*** Opening of Dataset ***

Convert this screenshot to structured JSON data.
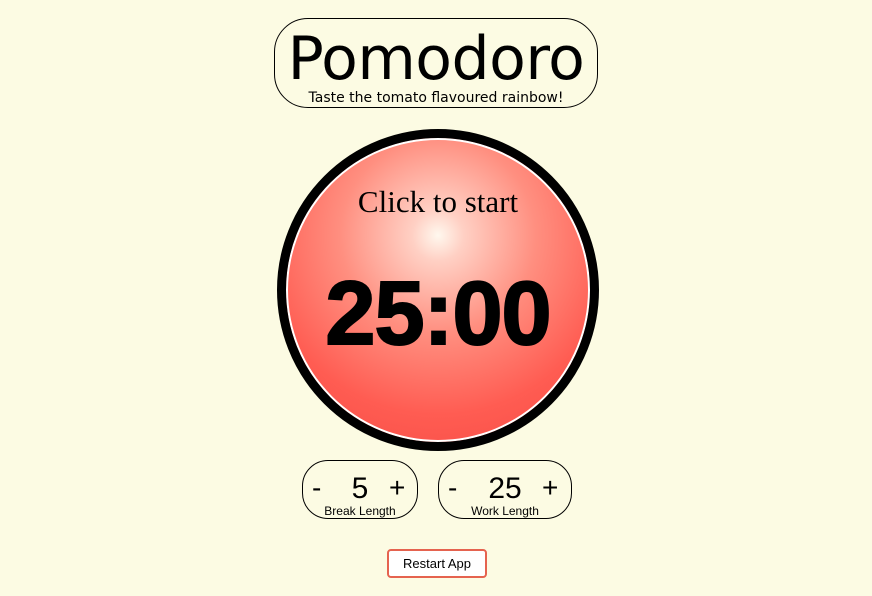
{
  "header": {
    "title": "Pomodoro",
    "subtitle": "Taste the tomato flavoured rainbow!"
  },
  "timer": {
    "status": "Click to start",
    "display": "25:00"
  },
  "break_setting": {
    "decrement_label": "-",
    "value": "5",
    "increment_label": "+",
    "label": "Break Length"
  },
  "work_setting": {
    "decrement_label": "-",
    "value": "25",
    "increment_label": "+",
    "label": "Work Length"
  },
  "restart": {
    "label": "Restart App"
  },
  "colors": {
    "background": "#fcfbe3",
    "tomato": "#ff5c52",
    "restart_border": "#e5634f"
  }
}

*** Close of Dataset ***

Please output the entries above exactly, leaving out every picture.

◆ Result
Convert this screenshot to structured JSON data.
{
  "header": {
    "title": "Pomodoro",
    "subtitle": "Taste the tomato flavoured rainbow!"
  },
  "timer": {
    "status": "Click to start",
    "display": "25:00"
  },
  "break_setting": {
    "decrement_label": "-",
    "value": "5",
    "increment_label": "+",
    "label": "Break Length"
  },
  "work_setting": {
    "decrement_label": "-",
    "value": "25",
    "increment_label": "+",
    "label": "Work Length"
  },
  "restart": {
    "label": "Restart App"
  },
  "colors": {
    "background": "#fcfbe3",
    "tomato": "#ff5c52",
    "restart_border": "#e5634f"
  }
}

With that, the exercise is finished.